__EXERCISE REQUIREMENTS__:
Every record below should be printed again exactly, with its pictures removed.

__THE DATA__:

□ □ □ □

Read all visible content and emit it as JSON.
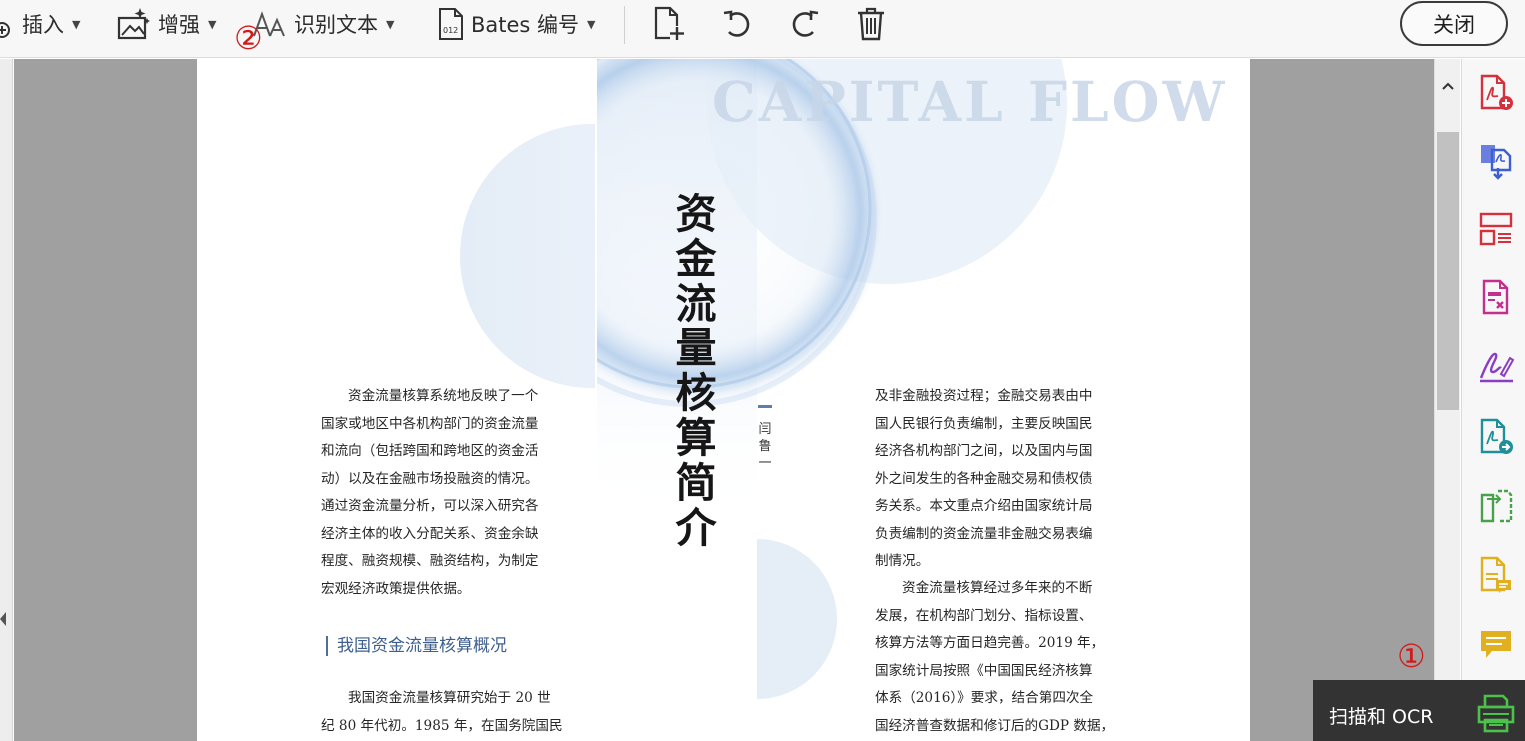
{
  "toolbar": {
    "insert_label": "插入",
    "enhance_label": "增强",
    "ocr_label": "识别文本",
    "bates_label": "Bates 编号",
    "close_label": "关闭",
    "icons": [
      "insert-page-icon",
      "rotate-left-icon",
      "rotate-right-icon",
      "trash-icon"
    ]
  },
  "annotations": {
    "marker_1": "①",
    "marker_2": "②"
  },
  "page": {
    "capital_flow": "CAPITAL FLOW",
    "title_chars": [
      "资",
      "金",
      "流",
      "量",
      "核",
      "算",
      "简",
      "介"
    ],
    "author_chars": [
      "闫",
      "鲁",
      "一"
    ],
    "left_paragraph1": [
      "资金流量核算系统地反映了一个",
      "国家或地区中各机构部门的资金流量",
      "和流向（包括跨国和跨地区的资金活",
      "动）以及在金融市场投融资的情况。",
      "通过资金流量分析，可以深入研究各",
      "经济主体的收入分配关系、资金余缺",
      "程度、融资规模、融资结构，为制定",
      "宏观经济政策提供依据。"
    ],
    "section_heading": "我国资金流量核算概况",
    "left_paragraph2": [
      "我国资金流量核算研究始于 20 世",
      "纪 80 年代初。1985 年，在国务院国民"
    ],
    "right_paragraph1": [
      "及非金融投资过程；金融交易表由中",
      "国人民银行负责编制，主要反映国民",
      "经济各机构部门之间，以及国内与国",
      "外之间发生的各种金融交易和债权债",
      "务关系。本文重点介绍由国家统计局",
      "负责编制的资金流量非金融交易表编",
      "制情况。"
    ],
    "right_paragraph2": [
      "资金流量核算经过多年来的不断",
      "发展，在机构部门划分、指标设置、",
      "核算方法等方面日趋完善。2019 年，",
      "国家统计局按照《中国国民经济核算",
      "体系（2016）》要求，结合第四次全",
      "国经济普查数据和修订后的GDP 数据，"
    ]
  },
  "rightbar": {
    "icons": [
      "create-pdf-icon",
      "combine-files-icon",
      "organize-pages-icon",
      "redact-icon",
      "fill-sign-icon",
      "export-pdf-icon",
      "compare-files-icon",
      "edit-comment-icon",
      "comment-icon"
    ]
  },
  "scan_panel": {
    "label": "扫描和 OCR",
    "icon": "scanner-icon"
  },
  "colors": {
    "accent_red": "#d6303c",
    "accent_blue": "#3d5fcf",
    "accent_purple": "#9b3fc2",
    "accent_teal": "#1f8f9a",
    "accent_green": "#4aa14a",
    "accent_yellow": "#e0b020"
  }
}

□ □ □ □

__SOLUTION FOR THIS TASK__:
Read all visible content and emit it as JSON.
{
  "toolbar": {
    "insert_label": "插入",
    "enhance_label": "增强",
    "ocr_label": "识别文本",
    "bates_label": "Bates 编号",
    "close_label": "关闭",
    "icons": [
      "insert-page-icon",
      "rotate-left-icon",
      "rotate-right-icon",
      "trash-icon"
    ]
  },
  "annotations": {
    "marker_1": "①",
    "marker_2": "②"
  },
  "page": {
    "capital_flow": "CAPITAL FLOW",
    "title_chars": [
      "资",
      "金",
      "流",
      "量",
      "核",
      "算",
      "简",
      "介"
    ],
    "author_chars": [
      "闫",
      "鲁",
      "一"
    ],
    "left_paragraph1": [
      "资金流量核算系统地反映了一个",
      "国家或地区中各机构部门的资金流量",
      "和流向（包括跨国和跨地区的资金活",
      "动）以及在金融市场投融资的情况。",
      "通过资金流量分析，可以深入研究各",
      "经济主体的收入分配关系、资金余缺",
      "程度、融资规模、融资结构，为制定",
      "宏观经济政策提供依据。"
    ],
    "section_heading": "我国资金流量核算概况",
    "left_paragraph2": [
      "我国资金流量核算研究始于 20 世",
      "纪 80 年代初。1985 年，在国务院国民"
    ],
    "right_paragraph1": [
      "及非金融投资过程；金融交易表由中",
      "国人民银行负责编制，主要反映国民",
      "经济各机构部门之间，以及国内与国",
      "外之间发生的各种金融交易和债权债",
      "务关系。本文重点介绍由国家统计局",
      "负责编制的资金流量非金融交易表编",
      "制情况。"
    ],
    "right_paragraph2": [
      "资金流量核算经过多年来的不断",
      "发展，在机构部门划分、指标设置、",
      "核算方法等方面日趋完善。2019 年，",
      "国家统计局按照《中国国民经济核算",
      "体系（2016）》要求，结合第四次全",
      "国经济普查数据和修订后的GDP 数据，"
    ]
  },
  "rightbar": {
    "icons": [
      "create-pdf-icon",
      "combine-files-icon",
      "organize-pages-icon",
      "redact-icon",
      "fill-sign-icon",
      "export-pdf-icon",
      "compare-files-icon",
      "edit-comment-icon",
      "comment-icon"
    ]
  },
  "scan_panel": {
    "label": "扫描和 OCR",
    "icon": "scanner-icon"
  },
  "colors": {
    "accent_red": "#d6303c",
    "accent_blue": "#3d5fcf",
    "accent_purple": "#9b3fc2",
    "accent_teal": "#1f8f9a",
    "accent_green": "#4aa14a",
    "accent_yellow": "#e0b020"
  }
}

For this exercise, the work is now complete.